◆ **EXERCISE DETAILS**
Copy out every line of the records where the string "втори" occurs.
┌─ EXTRACTED MATERIAL
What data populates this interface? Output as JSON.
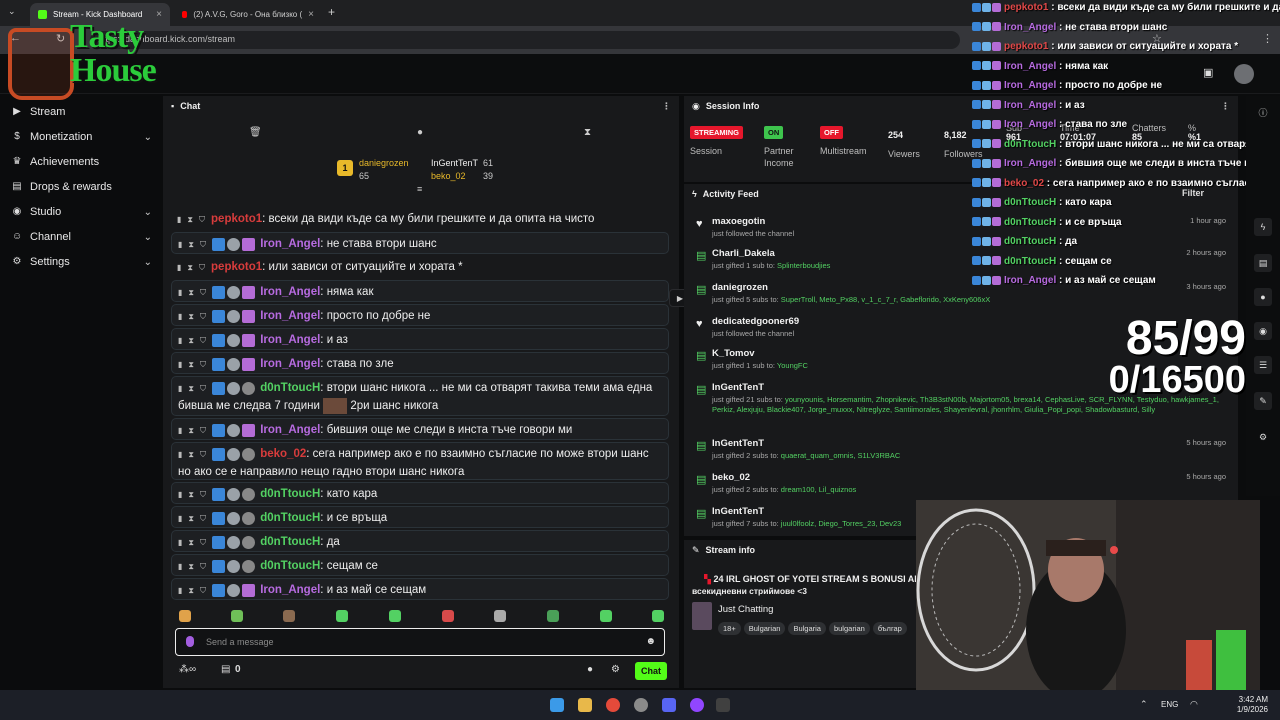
{
  "browser": {
    "tabs": [
      {
        "label": "Stream - Kick Dashboard",
        "active": true
      },
      {
        "label": "(2) A.V.G, Goro - Она близко (",
        "active": false
      }
    ],
    "url": "https://dashboard.kick.com/stream"
  },
  "logo": {
    "line1": "Tasty",
    "line2": "House"
  },
  "sidebar": {
    "items": [
      {
        "label": "Stream",
        "has_chevron": false
      },
      {
        "label": "Monetization",
        "has_chevron": true
      },
      {
        "label": "Achievements",
        "has_chevron": false
      },
      {
        "label": "Drops & rewards",
        "has_chevron": false
      },
      {
        "label": "Studio",
        "has_chevron": true
      },
      {
        "label": "Channel",
        "has_chevron": true
      },
      {
        "label": "Settings",
        "has_chevron": true
      }
    ]
  },
  "chat": {
    "title": "Chat",
    "leaders": [
      {
        "rank": "1",
        "name": "daniegrozen",
        "count": "65"
      },
      {
        "name": "InGentTenT",
        "count": "61"
      },
      {
        "name": "beko_02",
        "count": "39"
      }
    ],
    "messages": [
      {
        "user": "pepkoto1",
        "text": "всеки да види къде са му били грешките и да опита на чисто",
        "color": "#d83c3c"
      },
      {
        "user": "Iron_Angel",
        "text": "не става втори шанс",
        "color": "#b76be0"
      },
      {
        "user": "pepkoto1",
        "text": "или зависи от ситуацийте и хората *",
        "color": "#d83c3c"
      },
      {
        "user": "Iron_Angel",
        "text": "няма как",
        "color": "#b76be0"
      },
      {
        "user": "Iron_Angel",
        "text": "просто по добре не",
        "color": "#b76be0"
      },
      {
        "user": "Iron_Angel",
        "text": "и аз",
        "color": "#b76be0"
      },
      {
        "user": "Iron_Angel",
        "text": "става по зле",
        "color": "#b76be0"
      },
      {
        "user": "d0nTtoucH",
        "text": "втори шанс никога ... не ми са отварят такива теми ама една бивша ме следва 7 години",
        "text2": "2ри шанс никога",
        "color": "#53d163"
      },
      {
        "user": "Iron_Angel",
        "text": "бившия още ме следи в инста тъче говори ми",
        "color": "#b76be0"
      },
      {
        "user": "beko_02",
        "text": "сега например ако е по взаимно съгласие по може втори шанс но ако се е направило нещо гадно втори шанс никога",
        "color": "#d83c3c"
      },
      {
        "user": "d0nTtoucH",
        "text": "като кара",
        "color": "#53d163"
      },
      {
        "user": "d0nTtoucH",
        "text": "и се връща",
        "color": "#53d163"
      },
      {
        "user": "d0nTtoucH",
        "text": "да",
        "color": "#53d163"
      },
      {
        "user": "d0nTtoucH",
        "text": "сещам се",
        "color": "#53d163"
      },
      {
        "user": "Iron_Angel",
        "text": "и аз май се сещам",
        "color": "#b76be0"
      }
    ],
    "input_placeholder": "Send a message",
    "footer_count": "0",
    "send_label": "Chat"
  },
  "session": {
    "title": "Session Info",
    "status": {
      "pill": "STREAMING",
      "label": "Session"
    },
    "partner": {
      "pill": "ON",
      "label": "Partner Income"
    },
    "multistream": {
      "pill": "OFF",
      "label": "Multistream"
    },
    "viewers": {
      "value": "254",
      "label": "Viewers"
    },
    "followers": {
      "value": "8,182",
      "label": "Followers"
    },
    "subs": {
      "value": "961",
      "label": "Sub"
    },
    "time": {
      "value": "07:01:07",
      "label": "Time"
    },
    "chatters": {
      "value": "85",
      "label": "Chatters"
    },
    "percent": {
      "value": "%1",
      "label": "%"
    }
  },
  "activity": {
    "title": "Activity Feed",
    "filter_label": "Filter",
    "items": [
      {
        "icon": "heart",
        "name": "maxoegotin",
        "desc": "just followed the channel",
        "time": "1 hour ago"
      },
      {
        "icon": "gift",
        "name": "Charli_Dakela",
        "desc": "just gifted 1 sub to: ",
        "recipients": "Splinterboudjies",
        "time": "2 hours ago"
      },
      {
        "icon": "gift",
        "name": "daniegrozen",
        "desc": "just gifted 5 subs to: ",
        "recipients": "SuperTroll, Meto_Px88, v_1_c_7_r, Gabeflorido, XxKeny606xX",
        "time": "3 hours ago"
      },
      {
        "icon": "heart",
        "name": "dedicatedgooner69",
        "desc": "just followed the channel",
        "time": ""
      },
      {
        "icon": "gift",
        "name": "K_Tomov",
        "desc": "just gifted 1 sub to: ",
        "recipients": "YoungFC",
        "time": ""
      },
      {
        "icon": "gift",
        "name": "InGentTenT",
        "desc": "just gifted 21 subs to: ",
        "recipients": "younyounis, Horsemantim, Zhopnikevic, Th3B3stN00b, Majortom05, brexa14, CephasLive, SCR_FLYNN, Testyduo, hawkjames_1, Perkiz, Alexjuju, Blackie407, Jorge_muxxx, Nitreglyze, Santiimorales, Shayenlevral, jhonrhlm, Giulia_Popi_popi, Shadowbasturd, Silly",
        "time": ""
      },
      {
        "icon": "gift",
        "name": "InGentTenT",
        "desc": "just gifted 2 subs to: ",
        "recipients": "quaerat_quam_omnis, S1LV3RBAC",
        "time": "5 hours ago"
      },
      {
        "icon": "gift",
        "name": "beko_02",
        "desc": "just gifted 2 subs to: ",
        "recipients": "dream100, Lil_quiznos",
        "time": "5 hours ago"
      },
      {
        "icon": "gift",
        "name": "InGentTenT",
        "desc": "just gifted 7 subs to: ",
        "recipients": "juul0lfoolz, Diego_Torres_23, Dev23",
        "time": ""
      }
    ]
  },
  "stream_info": {
    "title": "Stream info",
    "stream_title": "24 IRL GHOST OF YOTEI STREAM S BONUSI AN",
    "stream_title2": "всекидневни стриймове <3",
    "category": "Just Chatting",
    "tags": [
      "18+",
      "Bulgarian",
      "Bulgaria",
      "bulgarian",
      "българ"
    ]
  },
  "overlay": {
    "messages": [
      {
        "user": "pepkoto1",
        "text": "всеки да види къде са му били грешките и да опит",
        "color": "#e04848"
      },
      {
        "user": "Iron_Angel",
        "text": "не става втори шанс",
        "color": "#b76be0"
      },
      {
        "user": "pepkoto1",
        "text": "или зависи от ситуацийте и хората *",
        "color": "#e04848"
      },
      {
        "user": "Iron_Angel",
        "text": "няма как",
        "color": "#b76be0"
      },
      {
        "user": "Iron_Angel",
        "text": "просто по добре не",
        "color": "#b76be0"
      },
      {
        "user": "Iron_Angel",
        "text": "и аз",
        "color": "#b76be0"
      },
      {
        "user": "Iron_Angel",
        "text": "става по зле",
        "color": "#b76be0"
      },
      {
        "user": "d0nTtoucH",
        "text": "втори шанс никога ... не ми са отварят такив",
        "color": "#53d163"
      },
      {
        "user": "Iron_Angel",
        "text": "бившия още ме следи в инста тъче говори",
        "color": "#b76be0"
      },
      {
        "user": "beko_02",
        "text": "сега например ако е по взаимно съгласие",
        "color": "#e04848"
      },
      {
        "user": "d0nTtoucH",
        "text": "като кара",
        "color": "#53d163"
      },
      {
        "user": "d0nTtoucH",
        "text": "и се връща",
        "color": "#53d163"
      },
      {
        "user": "d0nTtoucH",
        "text": "да",
        "color": "#53d163"
      },
      {
        "user": "d0nTtoucH",
        "text": "сещам се",
        "color": "#53d163"
      },
      {
        "user": "Iron_Angel",
        "text": "и аз май се сещам",
        "color": "#b76be0"
      }
    ]
  },
  "counter": {
    "line1": "85/99",
    "line2": "0/16500"
  },
  "taskbar": {
    "lang": "ENG",
    "time": "3:42 AM",
    "date": "1/9/2026"
  },
  "colors": {
    "kick_green": "#53fc18",
    "streaming_red": "#e6172c",
    "panel_bg": "#18191b"
  }
}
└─
◆ **OUTPUT OF THE TASK**
        "text": "не става втори шанс",
        "text": "втори шанс никога ... не ми са отварят такива теми ама една бивша ме следва 7 години",
        "text": "сега например ако е по взаимно съгласие по може втори шанс но ако се е направило нещо гадно втори шанс никога",
        "text": "не става втори шанс",
        "text": "втори шанс никога ... не ми са отварят такив",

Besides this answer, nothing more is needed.